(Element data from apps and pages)
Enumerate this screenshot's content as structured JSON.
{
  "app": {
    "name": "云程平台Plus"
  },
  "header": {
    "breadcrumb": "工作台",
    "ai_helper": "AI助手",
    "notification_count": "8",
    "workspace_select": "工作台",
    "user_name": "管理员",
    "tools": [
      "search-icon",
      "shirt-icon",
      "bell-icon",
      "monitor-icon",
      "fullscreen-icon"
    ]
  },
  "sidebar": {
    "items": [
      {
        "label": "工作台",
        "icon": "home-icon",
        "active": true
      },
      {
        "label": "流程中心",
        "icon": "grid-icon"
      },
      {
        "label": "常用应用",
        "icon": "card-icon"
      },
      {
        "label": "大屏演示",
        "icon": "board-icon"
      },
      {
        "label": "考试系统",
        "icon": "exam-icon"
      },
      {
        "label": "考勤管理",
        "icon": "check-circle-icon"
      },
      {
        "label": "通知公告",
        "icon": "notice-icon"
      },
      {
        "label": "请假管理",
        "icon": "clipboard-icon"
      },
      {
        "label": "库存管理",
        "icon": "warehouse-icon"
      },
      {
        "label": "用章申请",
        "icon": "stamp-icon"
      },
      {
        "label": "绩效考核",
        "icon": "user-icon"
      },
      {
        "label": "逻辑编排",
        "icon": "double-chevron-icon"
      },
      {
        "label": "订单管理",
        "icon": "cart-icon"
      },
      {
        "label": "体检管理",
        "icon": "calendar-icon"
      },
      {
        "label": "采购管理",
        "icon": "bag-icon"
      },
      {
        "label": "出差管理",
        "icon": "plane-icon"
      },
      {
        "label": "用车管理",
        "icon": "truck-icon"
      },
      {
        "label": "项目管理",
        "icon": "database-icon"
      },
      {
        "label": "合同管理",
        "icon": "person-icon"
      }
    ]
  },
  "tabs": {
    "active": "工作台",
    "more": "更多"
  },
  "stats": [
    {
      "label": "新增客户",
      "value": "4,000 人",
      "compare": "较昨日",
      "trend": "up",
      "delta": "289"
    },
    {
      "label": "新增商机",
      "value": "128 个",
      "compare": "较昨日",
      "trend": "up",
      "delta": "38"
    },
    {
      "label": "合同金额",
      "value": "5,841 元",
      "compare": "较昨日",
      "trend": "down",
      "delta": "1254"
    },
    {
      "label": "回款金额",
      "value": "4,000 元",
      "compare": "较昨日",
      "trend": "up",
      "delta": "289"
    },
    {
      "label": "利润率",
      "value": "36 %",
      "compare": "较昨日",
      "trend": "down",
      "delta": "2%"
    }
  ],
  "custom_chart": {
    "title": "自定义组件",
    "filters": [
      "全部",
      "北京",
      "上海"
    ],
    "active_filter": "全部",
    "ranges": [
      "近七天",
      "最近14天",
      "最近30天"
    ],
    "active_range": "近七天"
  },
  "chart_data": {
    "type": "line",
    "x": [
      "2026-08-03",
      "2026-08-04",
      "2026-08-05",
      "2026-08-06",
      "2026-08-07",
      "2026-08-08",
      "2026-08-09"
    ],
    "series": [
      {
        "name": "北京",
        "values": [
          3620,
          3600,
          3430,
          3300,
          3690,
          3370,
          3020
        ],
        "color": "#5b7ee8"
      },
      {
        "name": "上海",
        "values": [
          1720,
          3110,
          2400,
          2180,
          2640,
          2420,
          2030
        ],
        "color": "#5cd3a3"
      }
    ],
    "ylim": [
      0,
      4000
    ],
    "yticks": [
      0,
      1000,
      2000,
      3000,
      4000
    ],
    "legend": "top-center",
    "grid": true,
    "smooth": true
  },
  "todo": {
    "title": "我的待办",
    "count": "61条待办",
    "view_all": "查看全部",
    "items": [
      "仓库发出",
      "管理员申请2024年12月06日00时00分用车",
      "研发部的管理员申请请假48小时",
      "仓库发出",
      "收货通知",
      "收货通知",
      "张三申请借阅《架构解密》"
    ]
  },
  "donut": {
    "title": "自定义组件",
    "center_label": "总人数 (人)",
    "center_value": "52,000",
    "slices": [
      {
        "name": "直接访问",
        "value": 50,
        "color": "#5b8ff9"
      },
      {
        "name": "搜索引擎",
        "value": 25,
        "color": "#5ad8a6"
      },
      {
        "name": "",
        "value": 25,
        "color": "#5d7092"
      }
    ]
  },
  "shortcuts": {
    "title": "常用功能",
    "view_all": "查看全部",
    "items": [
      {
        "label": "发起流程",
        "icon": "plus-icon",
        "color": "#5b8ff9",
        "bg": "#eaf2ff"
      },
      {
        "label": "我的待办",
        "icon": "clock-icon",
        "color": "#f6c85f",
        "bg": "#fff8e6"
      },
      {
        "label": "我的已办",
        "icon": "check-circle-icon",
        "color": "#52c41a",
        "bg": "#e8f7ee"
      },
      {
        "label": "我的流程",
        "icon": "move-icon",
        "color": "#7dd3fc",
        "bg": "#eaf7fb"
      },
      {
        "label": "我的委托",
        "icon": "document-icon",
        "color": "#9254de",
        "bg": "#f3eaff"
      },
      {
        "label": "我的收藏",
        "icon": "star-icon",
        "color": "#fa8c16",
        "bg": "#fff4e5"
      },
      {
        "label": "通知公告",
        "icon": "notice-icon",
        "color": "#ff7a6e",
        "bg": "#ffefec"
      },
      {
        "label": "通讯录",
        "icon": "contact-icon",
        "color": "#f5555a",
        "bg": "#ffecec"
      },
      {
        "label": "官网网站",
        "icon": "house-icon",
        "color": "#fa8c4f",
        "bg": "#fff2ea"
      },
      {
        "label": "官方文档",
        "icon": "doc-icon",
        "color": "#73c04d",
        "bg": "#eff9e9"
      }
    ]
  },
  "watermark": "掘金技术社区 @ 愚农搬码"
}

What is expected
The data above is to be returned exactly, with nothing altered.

Written solution
Enumerate this screenshot's content as structured JSON.
{
  "app": {
    "name": "云程平台Plus"
  },
  "header": {
    "breadcrumb": "工作台",
    "ai_helper": "AI助手",
    "notification_count": "8",
    "workspace_select": "工作台",
    "user_name": "管理员",
    "tools": [
      "search-icon",
      "shirt-icon",
      "bell-icon",
      "monitor-icon",
      "fullscreen-icon"
    ]
  },
  "sidebar": {
    "items": [
      {
        "label": "工作台",
        "icon": "home-icon",
        "active": true
      },
      {
        "label": "流程中心",
        "icon": "grid-icon"
      },
      {
        "label": "常用应用",
        "icon": "card-icon"
      },
      {
        "label": "大屏演示",
        "icon": "board-icon"
      },
      {
        "label": "考试系统",
        "icon": "exam-icon"
      },
      {
        "label": "考勤管理",
        "icon": "check-circle-icon"
      },
      {
        "label": "通知公告",
        "icon": "notice-icon"
      },
      {
        "label": "请假管理",
        "icon": "clipboard-icon"
      },
      {
        "label": "库存管理",
        "icon": "warehouse-icon"
      },
      {
        "label": "用章申请",
        "icon": "stamp-icon"
      },
      {
        "label": "绩效考核",
        "icon": "user-icon"
      },
      {
        "label": "逻辑编排",
        "icon": "double-chevron-icon"
      },
      {
        "label": "订单管理",
        "icon": "cart-icon"
      },
      {
        "label": "体检管理",
        "icon": "calendar-icon"
      },
      {
        "label": "采购管理",
        "icon": "bag-icon"
      },
      {
        "label": "出差管理",
        "icon": "plane-icon"
      },
      {
        "label": "用车管理",
        "icon": "truck-icon"
      },
      {
        "label": "项目管理",
        "icon": "database-icon"
      },
      {
        "label": "合同管理",
        "icon": "person-icon"
      }
    ]
  },
  "tabs": {
    "active": "工作台",
    "more": "更多"
  },
  "stats": [
    {
      "label": "新增客户",
      "value": "4,000 人",
      "compare": "较昨日",
      "trend": "up",
      "delta": "289"
    },
    {
      "label": "新增商机",
      "value": "128 个",
      "compare": "较昨日",
      "trend": "up",
      "delta": "38"
    },
    {
      "label": "合同金额",
      "value": "5,841 元",
      "compare": "较昨日",
      "trend": "down",
      "delta": "1254"
    },
    {
      "label": "回款金额",
      "value": "4,000 元",
      "compare": "较昨日",
      "trend": "up",
      "delta": "289"
    },
    {
      "label": "利润率",
      "value": "36 %",
      "compare": "较昨日",
      "trend": "down",
      "delta": "2%"
    }
  ],
  "custom_chart": {
    "title": "自定义组件",
    "filters": [
      "全部",
      "北京",
      "上海"
    ],
    "active_filter": "全部",
    "ranges": [
      "近七天",
      "最近14天",
      "最近30天"
    ],
    "active_range": "近七天"
  },
  "chart_data": {
    "type": "line",
    "x": [
      "2026-08-03",
      "2026-08-04",
      "2026-08-05",
      "2026-08-06",
      "2026-08-07",
      "2026-08-08",
      "2026-08-09"
    ],
    "series": [
      {
        "name": "北京",
        "values": [
          3620,
          3600,
          3430,
          3300,
          3690,
          3370,
          3020
        ],
        "color": "#5b7ee8"
      },
      {
        "name": "上海",
        "values": [
          1720,
          3110,
          2400,
          2180,
          2640,
          2420,
          2030
        ],
        "color": "#5cd3a3"
      }
    ],
    "ylim": [
      0,
      4000
    ],
    "yticks": [
      0,
      1000,
      2000,
      3000,
      4000
    ],
    "legend": "top-center",
    "grid": true,
    "smooth": true
  },
  "todo": {
    "title": "我的待办",
    "count": "61条待办",
    "view_all": "查看全部",
    "items": [
      "仓库发出",
      "管理员申请2024年12月06日00时00分用车",
      "研发部的管理员申请请假48小时",
      "仓库发出",
      "收货通知",
      "收货通知",
      "张三申请借阅《架构解密》"
    ]
  },
  "donut": {
    "title": "自定义组件",
    "center_label": "总人数 (人)",
    "center_value": "52,000",
    "slices": [
      {
        "name": "直接访问",
        "value": 50,
        "color": "#5b8ff9"
      },
      {
        "name": "搜索引擎",
        "value": 25,
        "color": "#5ad8a6"
      },
      {
        "name": "",
        "value": 25,
        "color": "#5d7092"
      }
    ]
  },
  "shortcuts": {
    "title": "常用功能",
    "view_all": "查看全部",
    "items": [
      {
        "label": "发起流程",
        "icon": "plus-icon",
        "color": "#5b8ff9",
        "bg": "#eaf2ff"
      },
      {
        "label": "我的待办",
        "icon": "clock-icon",
        "color": "#f6c85f",
        "bg": "#fff8e6"
      },
      {
        "label": "我的已办",
        "icon": "check-circle-icon",
        "color": "#52c41a",
        "bg": "#e8f7ee"
      },
      {
        "label": "我的流程",
        "icon": "move-icon",
        "color": "#7dd3fc",
        "bg": "#eaf7fb"
      },
      {
        "label": "我的委托",
        "icon": "document-icon",
        "color": "#9254de",
        "bg": "#f3eaff"
      },
      {
        "label": "我的收藏",
        "icon": "star-icon",
        "color": "#fa8c16",
        "bg": "#fff4e5"
      },
      {
        "label": "通知公告",
        "icon": "notice-icon",
        "color": "#ff7a6e",
        "bg": "#ffefec"
      },
      {
        "label": "通讯录",
        "icon": "contact-icon",
        "color": "#f5555a",
        "bg": "#ffecec"
      },
      {
        "label": "官网网站",
        "icon": "house-icon",
        "color": "#fa8c4f",
        "bg": "#fff2ea"
      },
      {
        "label": "官方文档",
        "icon": "doc-icon",
        "color": "#73c04d",
        "bg": "#eff9e9"
      }
    ]
  },
  "watermark": "掘金技术社区 @ 愚农搬码"
}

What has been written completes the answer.